Your task is to copy all of the data exactly.

Start of RECORDS FOR THIS EXERCISE

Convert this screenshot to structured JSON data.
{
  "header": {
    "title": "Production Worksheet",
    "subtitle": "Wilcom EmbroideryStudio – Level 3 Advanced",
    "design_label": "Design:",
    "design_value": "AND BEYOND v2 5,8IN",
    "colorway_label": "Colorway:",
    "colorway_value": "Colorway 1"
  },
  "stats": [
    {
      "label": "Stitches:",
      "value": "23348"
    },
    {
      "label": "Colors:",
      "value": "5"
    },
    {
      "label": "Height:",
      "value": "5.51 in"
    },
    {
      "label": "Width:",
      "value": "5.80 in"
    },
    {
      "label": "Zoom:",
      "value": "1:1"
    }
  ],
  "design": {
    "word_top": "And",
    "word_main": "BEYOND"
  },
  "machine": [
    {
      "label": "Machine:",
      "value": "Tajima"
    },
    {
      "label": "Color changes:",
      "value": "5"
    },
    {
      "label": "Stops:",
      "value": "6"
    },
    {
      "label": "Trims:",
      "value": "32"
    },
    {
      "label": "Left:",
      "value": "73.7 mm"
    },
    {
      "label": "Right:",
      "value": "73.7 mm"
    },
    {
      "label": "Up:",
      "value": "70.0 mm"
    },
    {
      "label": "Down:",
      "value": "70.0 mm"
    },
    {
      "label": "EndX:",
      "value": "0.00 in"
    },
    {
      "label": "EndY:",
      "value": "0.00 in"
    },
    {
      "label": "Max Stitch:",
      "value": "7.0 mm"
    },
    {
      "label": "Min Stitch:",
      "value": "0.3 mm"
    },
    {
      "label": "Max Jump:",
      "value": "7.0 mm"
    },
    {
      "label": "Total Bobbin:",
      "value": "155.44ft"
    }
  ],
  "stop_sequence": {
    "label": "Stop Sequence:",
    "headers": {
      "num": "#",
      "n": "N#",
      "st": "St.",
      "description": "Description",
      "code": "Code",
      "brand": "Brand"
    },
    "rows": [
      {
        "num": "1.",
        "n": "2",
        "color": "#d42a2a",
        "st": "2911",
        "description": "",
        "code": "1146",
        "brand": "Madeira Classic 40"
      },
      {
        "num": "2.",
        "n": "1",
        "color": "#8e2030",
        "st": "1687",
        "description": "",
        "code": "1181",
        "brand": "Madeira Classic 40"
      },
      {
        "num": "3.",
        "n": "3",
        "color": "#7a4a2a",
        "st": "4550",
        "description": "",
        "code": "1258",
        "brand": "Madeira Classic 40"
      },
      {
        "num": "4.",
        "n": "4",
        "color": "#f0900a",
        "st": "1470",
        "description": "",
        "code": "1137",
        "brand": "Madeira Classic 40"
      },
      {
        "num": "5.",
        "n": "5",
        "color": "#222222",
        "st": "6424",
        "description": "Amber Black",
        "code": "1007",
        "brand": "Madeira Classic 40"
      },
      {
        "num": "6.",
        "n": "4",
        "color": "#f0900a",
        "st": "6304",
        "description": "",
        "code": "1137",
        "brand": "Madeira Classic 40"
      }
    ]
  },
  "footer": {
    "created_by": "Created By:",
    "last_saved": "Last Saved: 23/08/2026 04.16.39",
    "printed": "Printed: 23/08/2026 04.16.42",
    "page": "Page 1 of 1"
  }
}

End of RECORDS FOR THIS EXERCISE

ANSWER TO THE PROBLEM:
Convert this screenshot to structured JSON data.
{
  "header": {
    "title": "Production Worksheet",
    "subtitle": "Wilcom EmbroideryStudio – Level 3 Advanced",
    "design_label": "Design:",
    "design_value": "AND BEYOND v2 5,8IN",
    "colorway_label": "Colorway:",
    "colorway_value": "Colorway 1"
  },
  "stats": [
    {
      "label": "Stitches:",
      "value": "23348"
    },
    {
      "label": "Colors:",
      "value": "5"
    },
    {
      "label": "Height:",
      "value": "5.51 in"
    },
    {
      "label": "Width:",
      "value": "5.80 in"
    },
    {
      "label": "Zoom:",
      "value": "1:1"
    }
  ],
  "design": {
    "word_top": "And",
    "word_main": "BEYOND"
  },
  "machine": [
    {
      "label": "Machine:",
      "value": "Tajima"
    },
    {
      "label": "Color changes:",
      "value": "5"
    },
    {
      "label": "Stops:",
      "value": "6"
    },
    {
      "label": "Trims:",
      "value": "32"
    },
    {
      "label": "Left:",
      "value": "73.7 mm"
    },
    {
      "label": "Right:",
      "value": "73.7 mm"
    },
    {
      "label": "Up:",
      "value": "70.0 mm"
    },
    {
      "label": "Down:",
      "value": "70.0 mm"
    },
    {
      "label": "EndX:",
      "value": "0.00 in"
    },
    {
      "label": "EndY:",
      "value": "0.00 in"
    },
    {
      "label": "Max Stitch:",
      "value": "7.0 mm"
    },
    {
      "label": "Min Stitch:",
      "value": "0.3 mm"
    },
    {
      "label": "Max Jump:",
      "value": "7.0 mm"
    },
    {
      "label": "Total Bobbin:",
      "value": "155.44ft"
    }
  ],
  "stop_sequence": {
    "label": "Stop Sequence:",
    "headers": {
      "num": "#",
      "n": "N#",
      "st": "St.",
      "description": "Description",
      "code": "Code",
      "brand": "Brand"
    },
    "rows": [
      {
        "num": "1.",
        "n": "2",
        "color": "#d42a2a",
        "st": "2911",
        "description": "",
        "code": "1146",
        "brand": "Madeira Classic 40"
      },
      {
        "num": "2.",
        "n": "1",
        "color": "#8e2030",
        "st": "1687",
        "description": "",
        "code": "1181",
        "brand": "Madeira Classic 40"
      },
      {
        "num": "3.",
        "n": "3",
        "color": "#7a4a2a",
        "st": "4550",
        "description": "",
        "code": "1258",
        "brand": "Madeira Classic 40"
      },
      {
        "num": "4.",
        "n": "4",
        "color": "#f0900a",
        "st": "1470",
        "description": "",
        "code": "1137",
        "brand": "Madeira Classic 40"
      },
      {
        "num": "5.",
        "n": "5",
        "color": "#222222",
        "st": "6424",
        "description": "Amber Black",
        "code": "1007",
        "brand": "Madeira Classic 40"
      },
      {
        "num": "6.",
        "n": "4",
        "color": "#f0900a",
        "st": "6304",
        "description": "",
        "code": "1137",
        "brand": "Madeira Classic 40"
      }
    ]
  },
  "footer": {
    "created_by": "Created By:",
    "last_saved": "Last Saved: 23/08/2026 04.16.39",
    "printed": "Printed: 23/08/2026 04.16.42",
    "page": "Page 1 of 1"
  }
}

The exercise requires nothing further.